If you’re lucky enough to have a kitten or a cat in your life, you’ve no doubt bore witness to an interesting kitty trait known as “kneading,” which looks as though your cat is practising her technique to bake bread. The way she rhythmically alternates her paws, pushing in and out against your lap and giving you a massage, you’d imagine that she’d be good at it too – until you picture a loaf of bread filled with cat hair.
Since your cat is obviously not kneading as a way to kick-start her baking career, why do cats knead? More importantly, what does it mean when a cat kneads? If you’ve wondered this, you’re not alone. Many people who study cat behaviour have asked the same questions, and they’ve come up with some interesting theories.
When is your cat most likely to knead? It’s probably when you’re petting her, she’s purring loudly and maybe even drooling a little bit. It’s obvious that she’s very content in this situation, and feeling the affection. So, kneading might be her way of helping you feel her affection as well.
Unfortunately, her way of showing affection may be more painful than pleasant for you. This is especially true if she is feeling very, very happy. This is because the better she feels, the harder she’s likely to knead – and if her nails are long, you’ll know it. If you’d like to avoid the pain that comes with her display of affection, cover your lap with a blanket or pillow before she comes in for a cuddle.
Another kneading theory traces its roots to our domestic cats’ wild ancestors, who would knead grass to create a soft sleeping spot, similar to the circling dogs do before they settle in. So, if your cat is kneading your lap, sit back and relax because she’s likely preparing for a nap.
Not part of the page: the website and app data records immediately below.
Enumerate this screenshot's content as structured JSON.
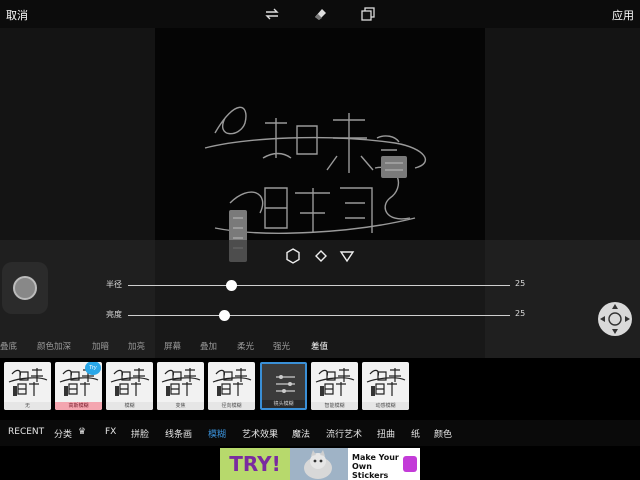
{
  "topbar": {
    "cancel": "取消",
    "apply": "应用",
    "tools": [
      "swap-icon",
      "eraser-icon",
      "layers-icon"
    ]
  },
  "sliders": [
    {
      "label": "半径",
      "value": "25",
      "level": 0.27
    },
    {
      "label": "亮度",
      "value": "25",
      "level": 0.25
    }
  ],
  "shapes": [
    "circle-shape-icon",
    "diamond-shape-icon",
    "triangle-shape-icon"
  ],
  "blend_modes": [
    {
      "label": "叠底",
      "active": false
    },
    {
      "label": "颜色加深",
      "active": false
    },
    {
      "label": "加暗",
      "active": false
    },
    {
      "label": "加亮",
      "active": false
    },
    {
      "label": "屏幕",
      "active": false
    },
    {
      "label": "叠加",
      "active": false
    },
    {
      "label": "柔光",
      "active": false
    },
    {
      "label": "强光",
      "active": false
    },
    {
      "label": "差值",
      "active": true
    }
  ],
  "effects": [
    {
      "caption": "无",
      "selected": false,
      "badge": ""
    },
    {
      "caption": "高斯模糊",
      "selected": false,
      "badge": "Try"
    },
    {
      "caption": "模糊",
      "selected": false,
      "badge": ""
    },
    {
      "caption": "变焦",
      "selected": false,
      "badge": ""
    },
    {
      "caption": "径向模糊",
      "selected": false,
      "badge": ""
    },
    {
      "caption": "镜头模糊",
      "selected": true,
      "badge": ""
    },
    {
      "caption": "智能模糊",
      "selected": false,
      "badge": ""
    },
    {
      "caption": "动感模糊",
      "selected": false,
      "badge": ""
    }
  ],
  "categories": [
    {
      "label": "RECENT",
      "active": false
    },
    {
      "label": "分类",
      "active": false
    },
    {
      "label": "FX",
      "active": false
    },
    {
      "label": "拼脸",
      "active": false
    },
    {
      "label": "线条画",
      "active": false
    },
    {
      "label": "模糊",
      "active": true
    },
    {
      "label": "艺术效果",
      "active": false
    },
    {
      "label": "魔法",
      "active": false
    },
    {
      "label": "流行艺术",
      "active": false
    },
    {
      "label": "扭曲",
      "active": false
    },
    {
      "label": "纸",
      "active": false
    },
    {
      "label": "颜色",
      "active": false
    }
  ],
  "ad": {
    "try": "TRY!",
    "line1": "Make Your Own",
    "line2": "Stickers"
  },
  "colors": {
    "accent": "#3a8fd6",
    "badge": "#2aa7e8",
    "crown": "#f5b400"
  }
}
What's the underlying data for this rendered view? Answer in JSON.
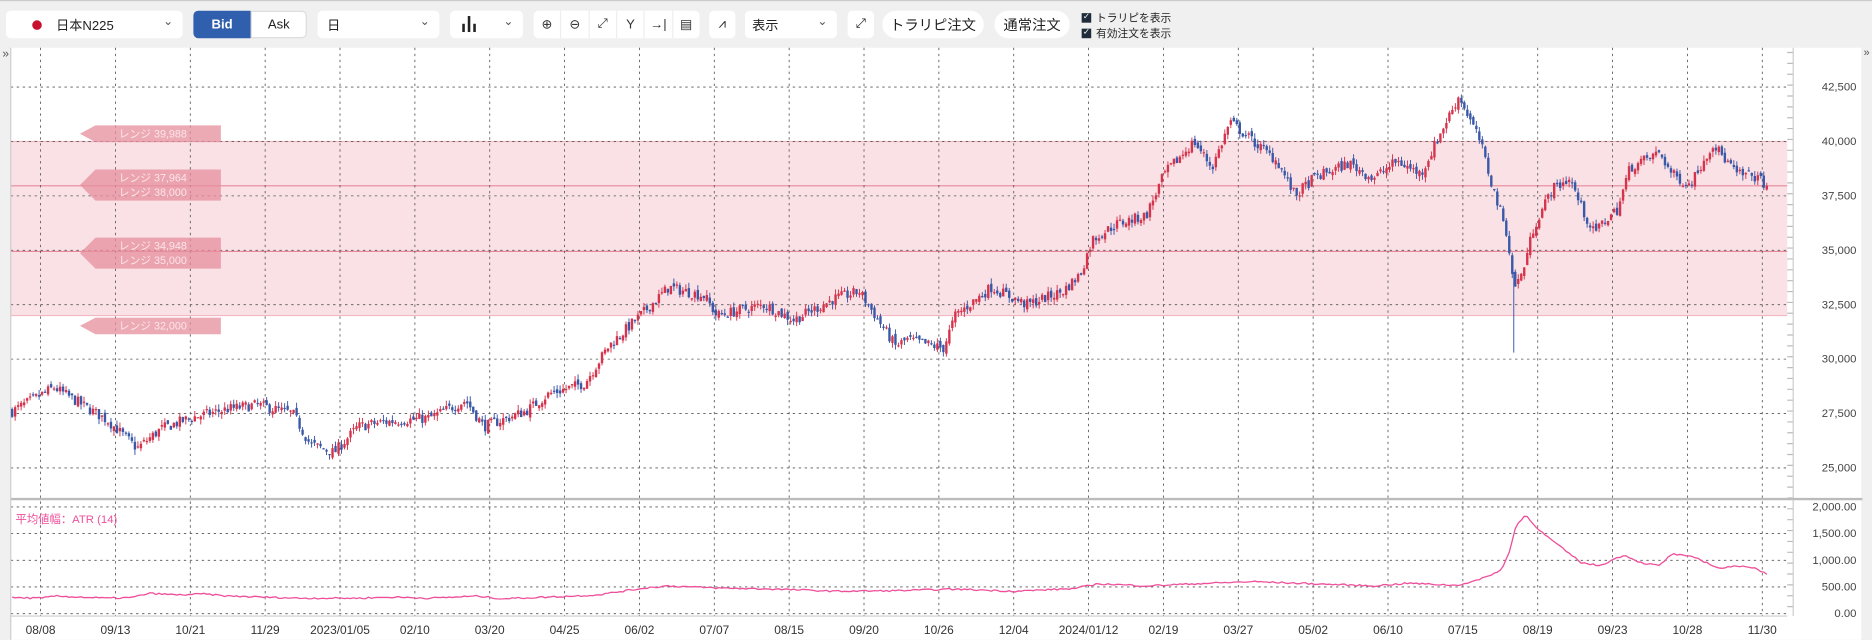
{
  "toolbar": {
    "symbol": "日本N225",
    "bid": "Bid",
    "ask": "Ask",
    "period": "日",
    "display": "表示",
    "trarepi_order": "トラリピ注文",
    "normal_order": "通常注文",
    "show_trarepi": "トラリピを表示",
    "show_active_orders": "有効注文を表示",
    "icons": [
      "zoom-in-icon",
      "zoom-out-icon",
      "fit-icon",
      "y-lock-icon",
      "scroll-end-icon",
      "document-icon"
    ]
  },
  "colors": {
    "up": "#d6344c",
    "down": "#3a58a8",
    "band": "#f9e1e5",
    "range_label": "#e58e9c",
    "atr": "#ee4f9a",
    "accent": "#2f5fad"
  },
  "ranges": [
    {
      "label": "レンジ 39,988",
      "value": 39988
    },
    {
      "label": "レンジ 37,964",
      "value": 37964
    },
    {
      "label": "レンジ 38,000",
      "value": 38000
    },
    {
      "label": "レンジ 34,948",
      "value": 34948
    },
    {
      "label": "レンジ 35,000",
      "value": 35000
    },
    {
      "label": "レンジ 32,000",
      "value": 32000
    }
  ],
  "atr_label": "平均値幅：ATR (14)",
  "chart_data": [
    {
      "type": "candlestick",
      "title": "日本N225",
      "ylim": [
        24000,
        43500
      ],
      "yticks": [
        "42,500",
        "40,000",
        "37,500",
        "35,000",
        "32,500",
        "30,000",
        "27,500",
        "25,000"
      ],
      "ytick_values": [
        42500,
        40000,
        37500,
        35000,
        32500,
        30000,
        27500,
        25000
      ],
      "xlabels": [
        "08/08",
        "09/13",
        "10/21",
        "11/29",
        "2023/01/05",
        "02/10",
        "03/20",
        "04/25",
        "06/02",
        "07/07",
        "08/15",
        "09/20",
        "10/26",
        "12/04",
        "2024/01/12",
        "02/19",
        "03/27",
        "05/02",
        "06/10",
        "07/15",
        "08/19",
        "09/23",
        "10/28",
        "11/30"
      ],
      "close_keypoints": [
        [
          -0.38,
          27600
        ],
        [
          0.18,
          28700
        ],
        [
          0.89,
          27200
        ],
        [
          1.29,
          25900
        ],
        [
          1.61,
          26800
        ],
        [
          2.01,
          27300
        ],
        [
          2.49,
          27700
        ],
        [
          2.89,
          27900
        ],
        [
          3.37,
          27500
        ],
        [
          3.6,
          26100
        ],
        [
          3.92,
          25700
        ],
        [
          4.24,
          26900
        ],
        [
          4.56,
          27100
        ],
        [
          5.2,
          27300
        ],
        [
          5.68,
          28100
        ],
        [
          5.92,
          26900
        ],
        [
          6.48,
          27600
        ],
        [
          6.79,
          28400
        ],
        [
          7.27,
          28900
        ],
        [
          7.59,
          30600
        ],
        [
          8.07,
          32200
        ],
        [
          8.39,
          33300
        ],
        [
          8.87,
          32900
        ],
        [
          9.03,
          32000
        ],
        [
          9.67,
          32500
        ],
        [
          10.06,
          31800
        ],
        [
          10.62,
          32800
        ],
        [
          10.94,
          33100
        ],
        [
          11.42,
          30600
        ],
        [
          11.58,
          30900
        ],
        [
          12.06,
          30500
        ],
        [
          12.22,
          32000
        ],
        [
          12.7,
          33300
        ],
        [
          13.17,
          32500
        ],
        [
          13.65,
          33100
        ],
        [
          13.89,
          33900
        ],
        [
          14.05,
          35500
        ],
        [
          14.37,
          36200
        ],
        [
          14.77,
          36600
        ],
        [
          15.01,
          38500
        ],
        [
          15.41,
          40000
        ],
        [
          15.65,
          38800
        ],
        [
          15.89,
          40900
        ],
        [
          16.2,
          40000
        ],
        [
          16.52,
          39100
        ],
        [
          16.76,
          37500
        ],
        [
          17.0,
          38300
        ],
        [
          17.48,
          39000
        ],
        [
          17.8,
          38300
        ],
        [
          18.12,
          39100
        ],
        [
          18.44,
          38500
        ],
        [
          18.76,
          40800
        ],
        [
          18.95,
          42100
        ],
        [
          19.23,
          40000
        ],
        [
          19.39,
          38000
        ],
        [
          19.59,
          35800
        ],
        [
          19.68,
          33300
        ],
        [
          19.79,
          33900
        ],
        [
          19.95,
          36100
        ],
        [
          20.19,
          37800
        ],
        [
          20.43,
          38300
        ],
        [
          20.59,
          36900
        ],
        [
          20.75,
          35800
        ],
        [
          20.91,
          36400
        ],
        [
          21.07,
          36900
        ],
        [
          21.23,
          38800
        ],
        [
          21.63,
          39500
        ],
        [
          21.79,
          38500
        ],
        [
          22.03,
          38000
        ],
        [
          22.34,
          39900
        ],
        [
          22.66,
          38500
        ],
        [
          22.9,
          38400
        ],
        [
          23.06,
          38000
        ]
      ]
    },
    {
      "type": "line",
      "title": "平均値幅：ATR (14)",
      "ylim": [
        0,
        2000
      ],
      "yticks": [
        "2,000.00",
        "1,500.00",
        "1,000.00",
        "500.00",
        "0.00"
      ],
      "ytick_values": [
        2000,
        1500,
        1000,
        500,
        0
      ],
      "keypoints": [
        [
          -0.38,
          300
        ],
        [
          0.02,
          290
        ],
        [
          0.18,
          330
        ],
        [
          0.89,
          290
        ],
        [
          1.21,
          300
        ],
        [
          1.45,
          380
        ],
        [
          1.85,
          350
        ],
        [
          2.17,
          370
        ],
        [
          2.49,
          330
        ],
        [
          3.44,
          290
        ],
        [
          4.24,
          290
        ],
        [
          4.72,
          310
        ],
        [
          5.2,
          290
        ],
        [
          5.84,
          330
        ],
        [
          6.16,
          280
        ],
        [
          6.95,
          320
        ],
        [
          7.43,
          350
        ],
        [
          8.07,
          480
        ],
        [
          8.39,
          520
        ],
        [
          9.03,
          480
        ],
        [
          9.82,
          460
        ],
        [
          10.62,
          420
        ],
        [
          11.42,
          430
        ],
        [
          12.22,
          460
        ],
        [
          13.01,
          420
        ],
        [
          13.81,
          470
        ],
        [
          14.13,
          560
        ],
        [
          14.77,
          520
        ],
        [
          15.41,
          560
        ],
        [
          16.2,
          600
        ],
        [
          17.0,
          560
        ],
        [
          17.8,
          520
        ],
        [
          18.28,
          570
        ],
        [
          18.92,
          530
        ],
        [
          19.23,
          640
        ],
        [
          19.52,
          820
        ],
        [
          19.63,
          1200
        ],
        [
          19.71,
          1650
        ],
        [
          19.84,
          1850
        ],
        [
          20.03,
          1550
        ],
        [
          20.35,
          1200
        ],
        [
          20.59,
          950
        ],
        [
          20.83,
          900
        ],
        [
          20.99,
          1000
        ],
        [
          21.15,
          1100
        ],
        [
          21.39,
          950
        ],
        [
          21.63,
          900
        ],
        [
          21.79,
          1120
        ],
        [
          22.11,
          1050
        ],
        [
          22.42,
          850
        ],
        [
          22.74,
          900
        ],
        [
          22.9,
          850
        ],
        [
          23.06,
          750
        ]
      ]
    }
  ]
}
A third theory looks to your cat’s infancy. Cats start to knead instinctively as kittens, when they are nursing, to help stimulate their mother’s milk. While your cat might have outgrown the nursing stage, she might still enjoy that comforting feeling she associates with kneading.
Kneading might also be your cat’s way of “claiming” you. In other words, you’re not just being kneaded, you’re being marked by the scent glands on the soft pads on the bottoms of their paws. While this might seem a little worrisome, think of it as her showing that she cares enough about you to let the feline world to keep their paws off you.
Finally, a kneading cat might just be a stretching cat. With so many naps filling her day, your cat needs to take a break now and then to stay limber, at least until her next scheduled snooze.
While many theories exist, there is no straightforward answer as to why cats knead. We hope that these kinds of mysteries will make you love your cat even more. Sometimes the best things are hard to explain.